ISTANBUL, Turkey — Viewers of Iran's state broadcaster, IRIB, were surprised last week when Channel 3 departed from its usually staid programming of Islamically-appropriate serials, Quranic recitations and religious documentaries to feature a new current affairs talk show in which a conservative member of parliament unleashed raw criticism against the government.
And he shocked many by saying “the government must issue a protest permit to the Greens" (the term used to refer to Iran’s opposition).
Crossing the Islamic Republic’s invisible line that bans protesters from disobeying Supreme Leader Ali Khamenei, Iran’s ultimate authority, he added: “Even if someone does not accept the Supreme Leader’s words, we mustn’t say that this person is opposed to the system.”
This unprecedented criticism of the government on state television shows that the Ahmadinejad government is grappling to find an effective response to the continuing pressure from the opposition.
Iran’s state broadcaster has been wielded by the state as a political tool since the 1979 revolution installed the Islamic Republic in place of the Shah. Its directors are political appointees, all programming is strictly streamlined to government dictates and employees are obliged to undergo "gozinesh," a loyalty test featuring questions about Islamic trivia.
Then on Sunday regime-sanctioned criticism mounted. A parliamentary committee investigating abuses carried out in Kahrizak, a controversial detention facility south of the capital, delivered a report finding Tehran's former prosecutor Saeed Mortazavi directly responsible for the deaths of three prisoners and 150 others suffering from "limited space, inappropriate nutrition, unsanitary conditions, exposure to excessive heat, verbal and physical abuse," according to Iran’s ILNA news agency. The three deceased prisoners were first described as dying of “meningitis.”
The Supreme Leader himself appeared to backtrack in a Saturday speech where he called upon loyalist Bassiji militiamen not to interfere in policing demonstrations and ordered the judiciary to exercise “prudence and finesse” rather than “arbitrary” measures in quieting unrest.
"Hardliners have closed ranks, allowing certain criticisms to come out and act as a safety valve," said Shahram Kholdi, a lecturer of Middle East studies and Persian at the University of Manchester. "They've always had that kind of diversity and have managed to divide the Green Movement but without conquering it."
The change in tone comes two weeks after the bloodiest day of protests on the day of the Shiite mourning festival of Ashura. But opponents of Iranian President Mahmoud Ahmadinejad argue that the opening is too little, too late.
“The system is employing carrot-and-stick tactics,” said a protesting student speaking on the phone from Tehran on condition of anonymity. “After the stick of Ashura and the threat to execute Greens, the government is now offering the carrot of slightly more open political debate on the television.”
Five individuals arrested during the recent unrest and accused of belonging to the anti-regime MKO organization are set to go on trial, as are 10 members of the Bahai religion.
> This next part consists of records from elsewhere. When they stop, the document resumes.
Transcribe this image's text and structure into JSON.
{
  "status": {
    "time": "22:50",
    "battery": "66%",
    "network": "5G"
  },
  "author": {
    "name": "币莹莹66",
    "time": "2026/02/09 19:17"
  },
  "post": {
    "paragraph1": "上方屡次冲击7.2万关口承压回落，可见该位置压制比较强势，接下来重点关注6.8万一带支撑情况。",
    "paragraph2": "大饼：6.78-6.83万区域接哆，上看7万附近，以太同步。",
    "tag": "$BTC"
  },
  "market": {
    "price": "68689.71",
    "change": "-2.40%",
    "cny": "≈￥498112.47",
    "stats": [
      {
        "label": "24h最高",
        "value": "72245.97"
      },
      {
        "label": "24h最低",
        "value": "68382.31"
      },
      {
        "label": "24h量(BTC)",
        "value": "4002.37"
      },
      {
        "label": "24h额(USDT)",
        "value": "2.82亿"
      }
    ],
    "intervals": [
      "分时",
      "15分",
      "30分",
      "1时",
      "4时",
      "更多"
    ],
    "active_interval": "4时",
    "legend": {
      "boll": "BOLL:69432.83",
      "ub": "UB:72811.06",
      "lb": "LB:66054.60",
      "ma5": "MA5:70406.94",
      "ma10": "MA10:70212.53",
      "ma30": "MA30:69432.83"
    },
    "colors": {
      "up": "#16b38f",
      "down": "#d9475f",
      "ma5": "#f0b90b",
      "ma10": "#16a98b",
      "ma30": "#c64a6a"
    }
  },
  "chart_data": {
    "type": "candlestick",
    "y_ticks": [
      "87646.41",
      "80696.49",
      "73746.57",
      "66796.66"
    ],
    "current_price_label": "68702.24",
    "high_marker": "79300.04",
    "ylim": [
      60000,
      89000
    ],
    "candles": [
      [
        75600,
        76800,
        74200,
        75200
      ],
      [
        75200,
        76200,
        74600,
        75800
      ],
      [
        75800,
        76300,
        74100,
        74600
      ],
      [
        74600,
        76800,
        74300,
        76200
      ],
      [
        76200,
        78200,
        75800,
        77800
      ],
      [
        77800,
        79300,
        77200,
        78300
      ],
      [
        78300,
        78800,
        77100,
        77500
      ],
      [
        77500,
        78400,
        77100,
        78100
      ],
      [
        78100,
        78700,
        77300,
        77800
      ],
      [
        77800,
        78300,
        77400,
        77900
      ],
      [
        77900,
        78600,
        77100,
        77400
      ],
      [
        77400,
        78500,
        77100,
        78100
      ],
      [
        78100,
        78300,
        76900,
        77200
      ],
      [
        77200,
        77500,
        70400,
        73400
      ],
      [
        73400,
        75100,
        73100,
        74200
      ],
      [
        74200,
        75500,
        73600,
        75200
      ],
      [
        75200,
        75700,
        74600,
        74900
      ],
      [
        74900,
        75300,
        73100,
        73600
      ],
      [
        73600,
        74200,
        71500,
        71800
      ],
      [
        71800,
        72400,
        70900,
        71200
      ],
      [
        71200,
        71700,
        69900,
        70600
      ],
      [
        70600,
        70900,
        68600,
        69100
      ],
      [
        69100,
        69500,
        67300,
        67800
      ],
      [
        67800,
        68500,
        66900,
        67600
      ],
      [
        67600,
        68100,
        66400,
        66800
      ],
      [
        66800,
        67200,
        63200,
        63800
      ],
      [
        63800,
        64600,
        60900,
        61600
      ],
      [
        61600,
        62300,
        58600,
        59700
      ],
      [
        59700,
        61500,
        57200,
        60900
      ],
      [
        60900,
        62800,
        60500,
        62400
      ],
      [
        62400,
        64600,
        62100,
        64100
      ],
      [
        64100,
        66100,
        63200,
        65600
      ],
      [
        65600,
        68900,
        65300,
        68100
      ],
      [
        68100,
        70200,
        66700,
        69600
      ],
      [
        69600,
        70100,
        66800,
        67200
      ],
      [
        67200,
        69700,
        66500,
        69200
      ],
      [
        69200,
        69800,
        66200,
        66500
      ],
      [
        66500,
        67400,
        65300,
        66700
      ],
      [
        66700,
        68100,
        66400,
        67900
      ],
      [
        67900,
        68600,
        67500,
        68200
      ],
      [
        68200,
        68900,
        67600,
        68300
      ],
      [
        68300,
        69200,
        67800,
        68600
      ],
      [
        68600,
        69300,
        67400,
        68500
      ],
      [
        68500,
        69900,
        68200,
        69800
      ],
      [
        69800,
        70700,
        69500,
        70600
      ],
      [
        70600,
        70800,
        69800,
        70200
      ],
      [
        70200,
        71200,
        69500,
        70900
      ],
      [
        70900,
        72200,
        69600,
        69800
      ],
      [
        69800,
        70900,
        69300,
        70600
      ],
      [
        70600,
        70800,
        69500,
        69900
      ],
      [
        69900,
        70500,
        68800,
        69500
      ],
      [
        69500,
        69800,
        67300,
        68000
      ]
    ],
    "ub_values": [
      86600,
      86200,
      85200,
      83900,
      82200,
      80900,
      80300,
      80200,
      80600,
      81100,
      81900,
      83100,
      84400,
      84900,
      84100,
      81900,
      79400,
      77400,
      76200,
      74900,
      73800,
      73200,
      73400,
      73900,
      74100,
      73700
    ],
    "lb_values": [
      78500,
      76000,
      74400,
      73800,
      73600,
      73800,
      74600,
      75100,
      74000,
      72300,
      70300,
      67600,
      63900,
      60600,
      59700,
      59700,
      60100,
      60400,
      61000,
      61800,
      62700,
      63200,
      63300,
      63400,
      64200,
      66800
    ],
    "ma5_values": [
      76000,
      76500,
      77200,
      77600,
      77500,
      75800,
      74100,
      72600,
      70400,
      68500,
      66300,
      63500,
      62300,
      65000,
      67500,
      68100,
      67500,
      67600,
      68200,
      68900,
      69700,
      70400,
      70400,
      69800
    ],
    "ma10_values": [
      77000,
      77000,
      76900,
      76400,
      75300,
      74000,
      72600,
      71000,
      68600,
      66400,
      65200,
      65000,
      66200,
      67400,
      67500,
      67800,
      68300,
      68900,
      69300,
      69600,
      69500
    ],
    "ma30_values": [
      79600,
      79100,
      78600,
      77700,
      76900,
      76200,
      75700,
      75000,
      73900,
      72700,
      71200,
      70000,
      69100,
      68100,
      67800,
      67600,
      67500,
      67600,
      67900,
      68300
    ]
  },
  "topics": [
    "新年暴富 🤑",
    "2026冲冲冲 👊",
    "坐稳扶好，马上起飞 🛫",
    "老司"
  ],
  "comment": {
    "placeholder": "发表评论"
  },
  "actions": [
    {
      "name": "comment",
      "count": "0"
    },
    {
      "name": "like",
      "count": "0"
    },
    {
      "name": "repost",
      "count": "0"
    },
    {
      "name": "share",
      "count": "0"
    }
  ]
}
Charged with the crime of "mohareb," struggling against God, had their first court session today. They face a death sentence if found guilty.
Supporters of Moussavi point out that Khamenei has not addressed Mousavi’s five-step path out of this crisis, which called for responsible government, free and fair elections, freeing political prisoners and the press, and the right to establish political parties.
Opposition leader Mehdi Karroubi issued his own five points for reforming the system Monday that avoided calling for the resignation of President Mahmoud Ahmadinejad’s government but demanded that those involved in “abuses” be punished.
But opposition members claim the regime’s threats are running out of steam.
“There is no greater threat in this country than that made by Khamenei himself,” said the Tehran-based political analyst, “and that was used up on the first Friday prayer after the elections and disappeared in a puff of smoke.”
On the next day, June 20, defiant demonstrators again took to the streets. Security forces killed at least 11, including Neda Agha Soltan, whose videotaped death became iconic after being broadcast around the world.
More cracks are appearing in the regime. Last week, an Iranian diplomat resigned from his position in Norway, claiming political asylum for himself and his family. He may be just one of up to 27 defectors since the beginning of the post-election unrest, according to Ali Akbar Omidmehr, a former Iranian ambassador to India, Pakistan and Afghanistan.
Speaking to Voice of America's Persian service on Saturday, Omidmehr claimed that five diplomats and their families have resigned just in the past two weeks.
“More and more people are gearing towards a very slow and painful process,” said a reformist-minded Iranian journalist who escaped jail but has been unemployed since the June elections “We have to see what will happen on 22 Bahman (Feb. 11, the anniversary of the Revolution) but even that is not going to be the all-out event some pundits think.”
Editor's note: This article was updated to correct the date of 22 Bahman — it is Feb. 11, not Feb. 16.